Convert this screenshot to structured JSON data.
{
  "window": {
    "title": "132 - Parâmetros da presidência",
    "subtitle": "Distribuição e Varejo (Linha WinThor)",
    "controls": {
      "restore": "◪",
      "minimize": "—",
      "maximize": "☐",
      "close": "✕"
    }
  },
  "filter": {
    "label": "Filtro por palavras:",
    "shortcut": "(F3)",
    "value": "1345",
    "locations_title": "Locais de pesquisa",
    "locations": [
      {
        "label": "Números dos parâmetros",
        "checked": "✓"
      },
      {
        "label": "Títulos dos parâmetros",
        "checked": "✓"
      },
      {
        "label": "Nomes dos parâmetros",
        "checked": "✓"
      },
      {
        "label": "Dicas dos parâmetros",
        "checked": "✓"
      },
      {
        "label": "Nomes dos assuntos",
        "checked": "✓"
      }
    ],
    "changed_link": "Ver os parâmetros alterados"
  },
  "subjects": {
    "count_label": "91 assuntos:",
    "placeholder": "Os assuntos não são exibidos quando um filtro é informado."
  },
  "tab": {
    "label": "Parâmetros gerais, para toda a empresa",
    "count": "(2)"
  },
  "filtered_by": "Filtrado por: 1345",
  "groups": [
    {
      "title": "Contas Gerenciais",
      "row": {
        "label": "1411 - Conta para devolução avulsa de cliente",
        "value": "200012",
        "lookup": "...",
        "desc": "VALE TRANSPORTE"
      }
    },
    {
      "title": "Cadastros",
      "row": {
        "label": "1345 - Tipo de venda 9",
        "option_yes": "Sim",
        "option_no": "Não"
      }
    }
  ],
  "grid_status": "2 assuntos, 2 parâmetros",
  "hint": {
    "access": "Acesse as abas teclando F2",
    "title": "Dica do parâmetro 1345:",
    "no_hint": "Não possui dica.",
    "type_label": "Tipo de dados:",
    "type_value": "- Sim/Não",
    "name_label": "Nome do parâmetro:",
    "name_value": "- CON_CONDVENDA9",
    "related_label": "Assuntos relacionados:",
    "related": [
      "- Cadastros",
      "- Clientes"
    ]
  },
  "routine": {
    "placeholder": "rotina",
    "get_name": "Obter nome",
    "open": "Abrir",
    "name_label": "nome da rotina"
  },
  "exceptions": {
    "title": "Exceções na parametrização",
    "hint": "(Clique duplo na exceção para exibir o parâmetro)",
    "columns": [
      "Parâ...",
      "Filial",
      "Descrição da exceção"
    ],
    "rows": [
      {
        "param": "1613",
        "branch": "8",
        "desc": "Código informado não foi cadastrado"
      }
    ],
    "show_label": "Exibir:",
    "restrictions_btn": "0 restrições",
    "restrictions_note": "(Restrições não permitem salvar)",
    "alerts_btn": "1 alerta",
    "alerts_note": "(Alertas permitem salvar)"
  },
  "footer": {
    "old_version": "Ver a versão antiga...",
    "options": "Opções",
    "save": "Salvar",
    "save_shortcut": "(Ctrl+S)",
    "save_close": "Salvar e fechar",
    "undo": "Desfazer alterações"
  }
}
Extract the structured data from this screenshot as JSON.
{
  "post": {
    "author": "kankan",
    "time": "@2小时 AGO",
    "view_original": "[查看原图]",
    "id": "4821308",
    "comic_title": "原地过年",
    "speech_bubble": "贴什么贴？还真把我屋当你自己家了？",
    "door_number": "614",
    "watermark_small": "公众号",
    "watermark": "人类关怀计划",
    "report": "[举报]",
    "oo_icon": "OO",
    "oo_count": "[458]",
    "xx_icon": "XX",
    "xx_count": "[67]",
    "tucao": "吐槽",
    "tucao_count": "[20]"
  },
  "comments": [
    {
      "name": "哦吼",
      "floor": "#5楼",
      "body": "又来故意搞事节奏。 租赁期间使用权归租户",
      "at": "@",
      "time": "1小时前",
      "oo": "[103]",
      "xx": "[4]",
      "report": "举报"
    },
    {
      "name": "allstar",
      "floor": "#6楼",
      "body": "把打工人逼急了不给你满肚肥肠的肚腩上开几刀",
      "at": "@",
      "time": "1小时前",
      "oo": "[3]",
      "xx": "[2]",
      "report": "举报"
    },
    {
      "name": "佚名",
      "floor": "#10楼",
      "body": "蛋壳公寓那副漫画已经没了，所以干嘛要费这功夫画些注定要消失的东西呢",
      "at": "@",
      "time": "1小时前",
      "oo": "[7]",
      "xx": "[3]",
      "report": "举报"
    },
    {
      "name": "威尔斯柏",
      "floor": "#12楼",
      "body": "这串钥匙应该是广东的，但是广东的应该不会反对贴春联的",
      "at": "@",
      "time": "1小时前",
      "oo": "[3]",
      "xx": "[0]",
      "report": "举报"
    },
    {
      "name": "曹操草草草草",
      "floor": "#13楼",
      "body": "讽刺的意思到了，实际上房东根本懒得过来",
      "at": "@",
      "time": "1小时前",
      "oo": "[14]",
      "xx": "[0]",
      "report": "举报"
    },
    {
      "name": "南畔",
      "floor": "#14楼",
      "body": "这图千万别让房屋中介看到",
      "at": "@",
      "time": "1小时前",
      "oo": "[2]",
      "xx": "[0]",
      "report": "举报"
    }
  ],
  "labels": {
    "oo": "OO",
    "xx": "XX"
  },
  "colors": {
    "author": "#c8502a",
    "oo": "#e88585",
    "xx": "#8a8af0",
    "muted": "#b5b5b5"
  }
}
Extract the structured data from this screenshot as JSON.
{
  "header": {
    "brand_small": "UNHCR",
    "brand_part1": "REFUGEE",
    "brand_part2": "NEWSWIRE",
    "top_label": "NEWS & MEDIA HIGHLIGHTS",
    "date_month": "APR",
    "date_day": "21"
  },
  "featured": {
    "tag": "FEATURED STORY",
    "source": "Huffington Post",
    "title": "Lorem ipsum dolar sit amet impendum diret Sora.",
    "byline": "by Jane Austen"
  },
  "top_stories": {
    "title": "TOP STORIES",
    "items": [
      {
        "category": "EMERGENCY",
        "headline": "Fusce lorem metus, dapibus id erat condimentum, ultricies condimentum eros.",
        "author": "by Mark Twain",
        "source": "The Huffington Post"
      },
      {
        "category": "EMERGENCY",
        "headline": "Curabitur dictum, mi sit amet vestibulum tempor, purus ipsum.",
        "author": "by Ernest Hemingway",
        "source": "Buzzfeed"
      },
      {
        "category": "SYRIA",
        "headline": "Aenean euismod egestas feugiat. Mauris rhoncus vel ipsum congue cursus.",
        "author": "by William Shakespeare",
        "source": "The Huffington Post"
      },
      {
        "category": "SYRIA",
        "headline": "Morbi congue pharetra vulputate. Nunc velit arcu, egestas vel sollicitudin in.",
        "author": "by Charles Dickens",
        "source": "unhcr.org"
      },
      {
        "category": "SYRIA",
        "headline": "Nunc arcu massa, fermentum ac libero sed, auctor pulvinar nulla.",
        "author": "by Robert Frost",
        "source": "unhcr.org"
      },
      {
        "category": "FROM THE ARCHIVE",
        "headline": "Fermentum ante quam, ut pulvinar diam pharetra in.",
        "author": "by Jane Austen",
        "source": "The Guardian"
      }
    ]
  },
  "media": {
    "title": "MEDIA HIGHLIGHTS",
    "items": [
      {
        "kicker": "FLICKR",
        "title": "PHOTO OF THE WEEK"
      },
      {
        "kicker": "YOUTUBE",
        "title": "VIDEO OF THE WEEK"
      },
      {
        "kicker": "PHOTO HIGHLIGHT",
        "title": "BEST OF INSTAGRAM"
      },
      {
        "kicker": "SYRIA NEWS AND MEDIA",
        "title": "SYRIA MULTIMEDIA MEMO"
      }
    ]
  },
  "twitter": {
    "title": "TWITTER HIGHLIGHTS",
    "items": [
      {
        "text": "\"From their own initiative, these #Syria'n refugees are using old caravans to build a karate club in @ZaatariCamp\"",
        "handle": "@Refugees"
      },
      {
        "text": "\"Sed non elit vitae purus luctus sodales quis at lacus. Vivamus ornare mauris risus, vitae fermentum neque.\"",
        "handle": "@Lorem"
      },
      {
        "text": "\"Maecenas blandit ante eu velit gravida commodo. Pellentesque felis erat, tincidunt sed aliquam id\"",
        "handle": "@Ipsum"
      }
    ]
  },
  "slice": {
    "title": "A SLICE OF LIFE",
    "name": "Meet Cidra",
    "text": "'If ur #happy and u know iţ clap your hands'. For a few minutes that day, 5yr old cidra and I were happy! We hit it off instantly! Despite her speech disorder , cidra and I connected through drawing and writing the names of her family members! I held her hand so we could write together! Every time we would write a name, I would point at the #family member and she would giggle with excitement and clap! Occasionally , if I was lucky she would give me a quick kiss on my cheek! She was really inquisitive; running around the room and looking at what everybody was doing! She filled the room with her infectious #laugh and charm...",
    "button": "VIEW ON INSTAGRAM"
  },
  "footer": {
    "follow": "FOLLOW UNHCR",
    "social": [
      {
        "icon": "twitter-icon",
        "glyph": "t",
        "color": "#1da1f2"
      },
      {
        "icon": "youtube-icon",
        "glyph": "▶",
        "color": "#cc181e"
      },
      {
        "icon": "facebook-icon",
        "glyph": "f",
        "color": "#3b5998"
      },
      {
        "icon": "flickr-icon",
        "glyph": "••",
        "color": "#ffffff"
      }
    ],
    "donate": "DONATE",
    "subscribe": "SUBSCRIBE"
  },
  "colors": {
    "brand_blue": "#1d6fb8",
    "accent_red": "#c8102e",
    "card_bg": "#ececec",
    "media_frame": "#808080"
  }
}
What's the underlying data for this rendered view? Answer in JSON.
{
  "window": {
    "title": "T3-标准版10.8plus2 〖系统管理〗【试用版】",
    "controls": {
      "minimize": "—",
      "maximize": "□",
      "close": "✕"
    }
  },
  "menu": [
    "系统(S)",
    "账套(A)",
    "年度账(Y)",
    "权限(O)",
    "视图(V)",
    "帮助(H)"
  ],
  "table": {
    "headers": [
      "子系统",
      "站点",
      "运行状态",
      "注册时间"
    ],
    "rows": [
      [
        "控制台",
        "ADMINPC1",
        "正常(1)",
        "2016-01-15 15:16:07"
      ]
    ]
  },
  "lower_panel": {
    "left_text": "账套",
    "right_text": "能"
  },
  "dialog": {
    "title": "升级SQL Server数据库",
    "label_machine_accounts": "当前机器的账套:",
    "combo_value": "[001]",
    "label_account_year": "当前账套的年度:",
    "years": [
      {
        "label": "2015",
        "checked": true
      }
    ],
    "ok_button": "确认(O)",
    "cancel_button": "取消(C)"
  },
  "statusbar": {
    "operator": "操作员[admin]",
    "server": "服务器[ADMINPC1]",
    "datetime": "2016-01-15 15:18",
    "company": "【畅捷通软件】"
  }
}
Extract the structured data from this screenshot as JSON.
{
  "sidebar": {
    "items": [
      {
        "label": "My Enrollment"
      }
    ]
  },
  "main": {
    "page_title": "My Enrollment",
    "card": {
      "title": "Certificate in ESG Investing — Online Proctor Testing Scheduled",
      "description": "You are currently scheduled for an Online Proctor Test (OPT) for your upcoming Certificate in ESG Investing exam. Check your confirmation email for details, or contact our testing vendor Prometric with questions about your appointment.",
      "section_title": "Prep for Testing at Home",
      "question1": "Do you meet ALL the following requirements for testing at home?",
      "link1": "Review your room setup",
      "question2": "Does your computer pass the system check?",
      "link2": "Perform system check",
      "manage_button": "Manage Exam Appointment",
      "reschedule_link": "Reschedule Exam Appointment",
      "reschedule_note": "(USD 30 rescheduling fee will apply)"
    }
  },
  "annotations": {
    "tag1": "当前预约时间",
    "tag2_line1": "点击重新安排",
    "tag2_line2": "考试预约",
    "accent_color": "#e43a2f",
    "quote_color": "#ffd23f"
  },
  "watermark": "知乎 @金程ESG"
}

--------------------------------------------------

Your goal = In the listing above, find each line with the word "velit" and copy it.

Answer space =
        "headline": "Morbi congue pharetra vulputate. Nunc velit arcu, egestas vel sollicitudin in.",
        "text": "\"Maecenas blandit ante eu velit gravida commodo. Pellentesque felis erat, tincidunt sed aliquam id\"",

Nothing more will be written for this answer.